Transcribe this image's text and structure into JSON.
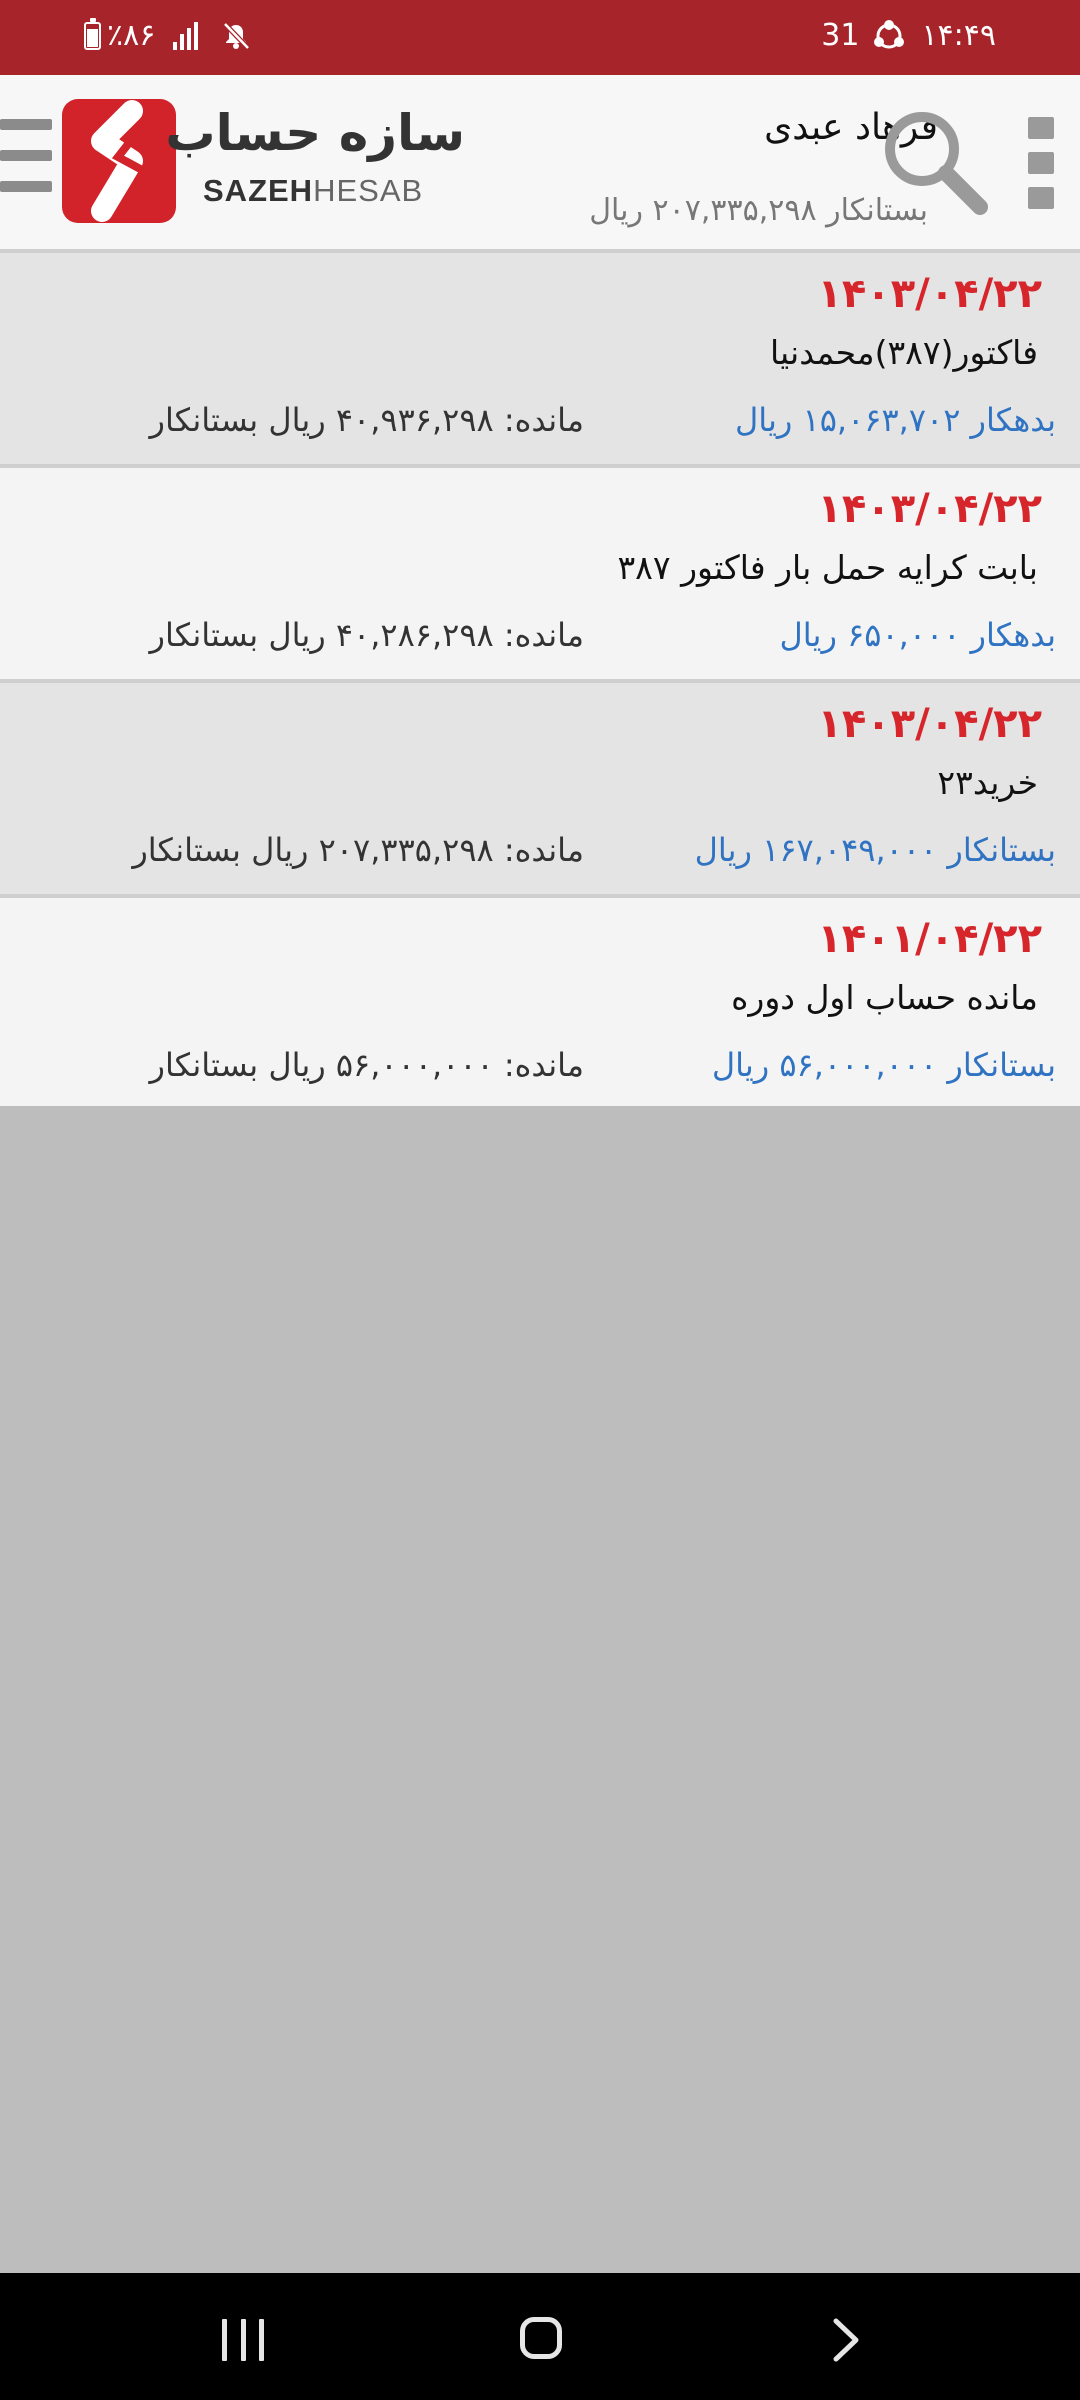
{
  "status_bar": {
    "battery": "٪۸۶",
    "date_badge": "31",
    "time": "۱۴:۴۹"
  },
  "header": {
    "logo_fa": "سازه حساب",
    "logo_en_bold": "SAZEH",
    "logo_en_light": "HESAB",
    "customer_name": "فرهاد عبدی",
    "customer_balance": "بستانکار ۲۰۷,۳۳۵,۲۹۸ ریال"
  },
  "transactions": [
    {
      "date": "۱۴۰۳/۰۴/۲۲",
      "description": "فاکتور(۳۸۷)محمدنیا",
      "amount": "بدهکار ۱۵,۰۶۳,۷۰۲ ریال",
      "remain": "مانده: ۴۰,۹۳۶,۲۹۸ ریال بستانکار"
    },
    {
      "date": "۱۴۰۳/۰۴/۲۲",
      "description": "بابت کرایه حمل بار فاکتور ۳۸۷",
      "amount": "بدهکار ۶۵۰,۰۰۰ ریال",
      "remain": "مانده: ۴۰,۲۸۶,۲۹۸ ریال بستانکار"
    },
    {
      "date": "۱۴۰۳/۰۴/۲۲",
      "description": "خرید۲۳",
      "amount": "بستانکار ۱۶۷,۰۴۹,۰۰۰ ریال",
      "remain": "مانده: ۲۰۷,۳۳۵,۲۹۸ ریال بستانکار"
    },
    {
      "date": "۱۴۰۱/۰۴/۲۲",
      "description": "مانده حساب اول دوره",
      "amount": "بستانکار ۵۶,۰۰۰,۰۰۰ ریال",
      "remain": "مانده: ۵۶,۰۰۰,۰۰۰ ریال بستانکار"
    }
  ],
  "colors": {
    "status_bar": "#a6242a",
    "date": "#d6262c",
    "amount": "#2f73c2"
  },
  "icons": [
    "battery-icon",
    "signal-icon",
    "mute-icon",
    "sync-icon",
    "menu-icon",
    "logo-icon",
    "search-icon",
    "more-icon",
    "recent-apps-icon",
    "home-icon",
    "back-icon"
  ]
}
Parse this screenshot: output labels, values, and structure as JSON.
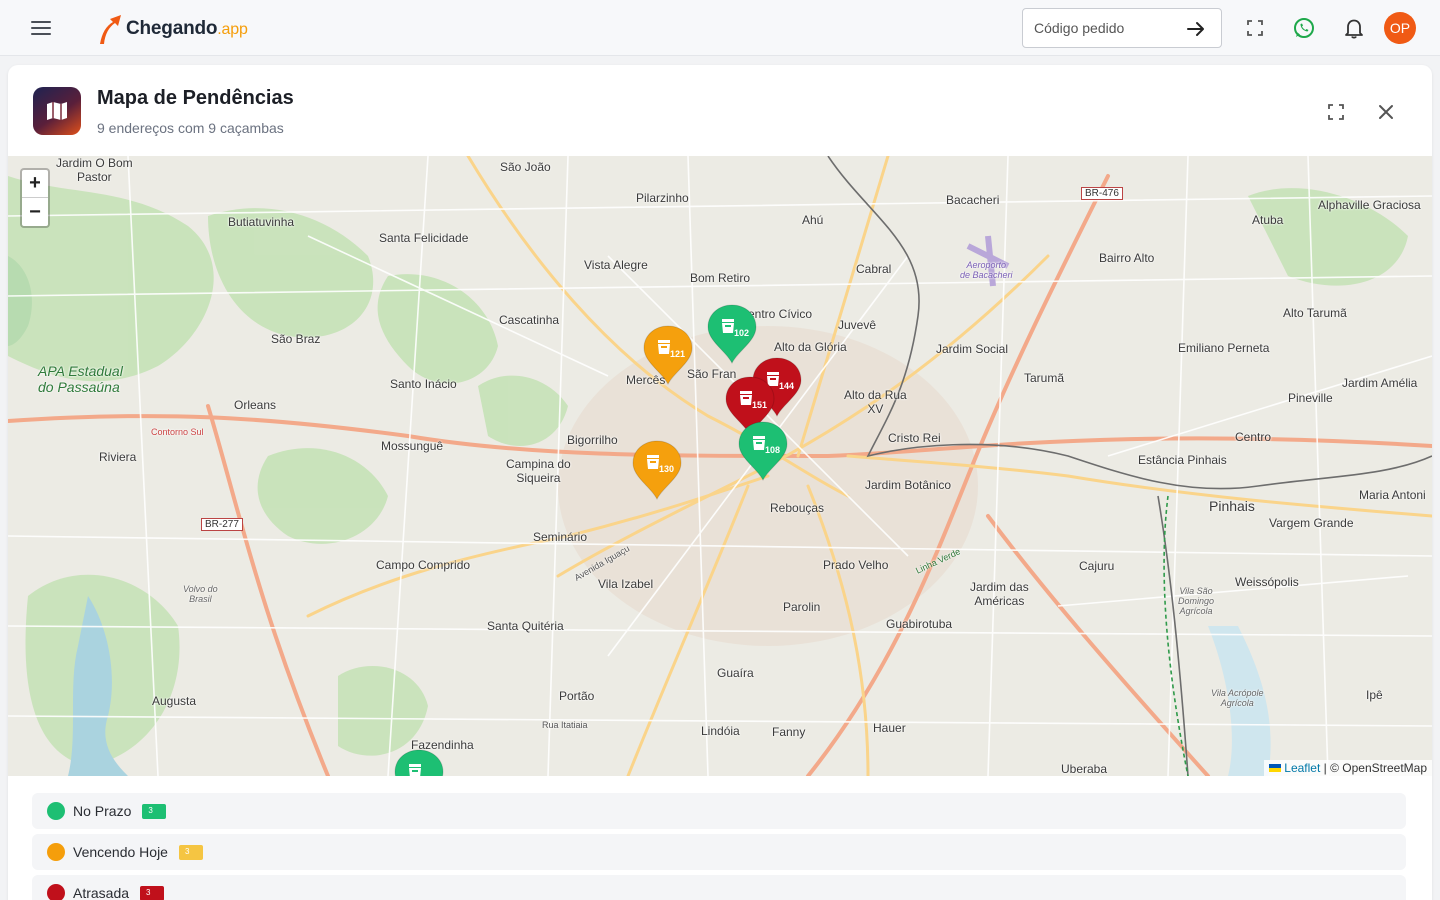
{
  "app": {
    "logo_name": "Chegando",
    "logo_suffix": ".app",
    "order_placeholder": "Código pedido",
    "avatar_initials": "OP",
    "brand_color": "#f05a14"
  },
  "page": {
    "title": "Mapa de Pendências",
    "subtitle": "9 endereços com 9 caçambas"
  },
  "map": {
    "zoom_in": "+",
    "zoom_out": "−",
    "attribution_link": "Leaflet",
    "attribution_text": "| © OpenStreetMap",
    "labels": {
      "jardim_o_bom_pastor": "Jardim O Bom\nPastor",
      "sao_joao": "São João",
      "pilarzinho": "Pilarzinho",
      "ahu": "Ahú",
      "bacacheri": "Bacacheri",
      "atuba": "Atuba",
      "alphaville": "Alphaville Graciosa",
      "butiatuvinha": "Butiatuvinha",
      "santa_felicidade": "Santa Felicidade",
      "vista_alegre": "Vista Alegre",
      "bom_retiro": "Bom Retiro",
      "cabral": "Cabral",
      "aeroporto": "Aeroporto\nde Bacacheri",
      "bairro_alto": "Bairro Alto",
      "alto_taruma": "Alto Tarumã",
      "cascatinha": "Cascatinha",
      "centro_civico": "entro Cívico",
      "juveve": "Juvevê",
      "sao_braz": "São Braz",
      "alto_da_gloria": "Alto da Glória",
      "jardim_social": "Jardim Social",
      "emiliano_perneta": "Emiliano Perneta",
      "apa": "APA Estadual\ndo Passaúna",
      "santo_inacio": "Santo Inácio",
      "merces": "Mercês",
      "sao_francisco": "São Fran",
      "taruma": "Tarumã",
      "jardim_amelia": "Jardim Amélia",
      "orleans": "Orleans",
      "alto_da_rua_xv": "Alto da Rua\nXV",
      "pineville": "Pineville",
      "contorno_sul": "Contorno Sul",
      "mossungue": "Mossunguê",
      "bigorrilho": "Bigorrilho",
      "cristo_rei": "Cristo Rei",
      "centro": "Centro",
      "riviera": "Riviera",
      "campina_do_siqueira": "Campina do\nSiqueira",
      "estancia_pinhais": "Estância Pinhais",
      "jardim_botanico": "Jardim Botânico",
      "maria_antonieta": "Maria Antoni",
      "br277": "BR-277",
      "reboucas": "Rebouças",
      "pinhais": "Pinhais",
      "vargem_grande": "Vargem Grande",
      "seminario": "Seminário",
      "campo_comprido": "Campo Comprido",
      "vila_izabel": "Vila Izabel",
      "prado_velho": "Prado Velho",
      "linha_verde": "Linha Verde",
      "cajuru": "Cajuru",
      "jardim_das_americas": "Jardim das\nAméricas",
      "weissopolis": "Weissópolis",
      "volvo": "Volvo do\nBrasil",
      "parolin": "Parolin",
      "vila_sao_domingo": "Vila São\nDomingo\nAgrícola",
      "santa_quiteria": "Santa Quitéria",
      "guabirotuba": "Guabirotuba",
      "guaira": "Guaíra",
      "augusta": "Augusta",
      "portao": "Portão",
      "vila_acropole": "Vila Acrópole\nAgrícola",
      "ipe": "Ipê",
      "rua_itatiaia": "Rua Itatiaia",
      "lindoia": "Lindóia",
      "fanny": "Fanny",
      "hauer": "Hauer",
      "fazendinha": "Fazendinha",
      "uberaba": "Uberaba",
      "br476": "BR-476",
      "avenida_iguacu": "Avenida Iguaçu"
    },
    "pins": [
      {
        "id": "121",
        "status": "vencendo"
      },
      {
        "id": "102",
        "status": "prazo"
      },
      {
        "id": "144",
        "status": "atrasada"
      },
      {
        "id": "151",
        "status": "atrasada"
      },
      {
        "id": "108",
        "status": "prazo"
      },
      {
        "id": "130",
        "status": "vencendo"
      },
      {
        "id": "",
        "status": "prazo"
      }
    ]
  },
  "legend": [
    {
      "label": "No Prazo",
      "count": "3",
      "color": "#1dbf73"
    },
    {
      "label": "Vencendo Hoje",
      "count": "3",
      "color": "#f59e0b"
    },
    {
      "label": "Atrasada",
      "count": "3",
      "color": "#c0101b"
    }
  ],
  "colors": {
    "prazo": "#1dbf73",
    "vencendo": "#f5a00d",
    "atrasada": "#c0101b"
  }
}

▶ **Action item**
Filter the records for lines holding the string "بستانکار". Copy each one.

▶ **Answer area**
    "customer_balance": "بستانکار ۲۰۷,۳۳۵,۲۹۸ ریال"
      "remain": "مانده: ۴۰,۹۳۶,۲۹۸ ریال بستانکار"
      "remain": "مانده: ۴۰,۲۸۶,۲۹۸ ریال بستانکار"
      "amount": "بستانکار ۱۶۷,۰۴۹,۰۰۰ ریال",
      "remain": "مانده: ۲۰۷,۳۳۵,۲۹۸ ریال بستانکار"
      "amount": "بستانکار ۵۶,۰۰۰,۰۰۰ ریال",
      "remain": "مانده: ۵۶,۰۰۰,۰۰۰ ریال بستانکار"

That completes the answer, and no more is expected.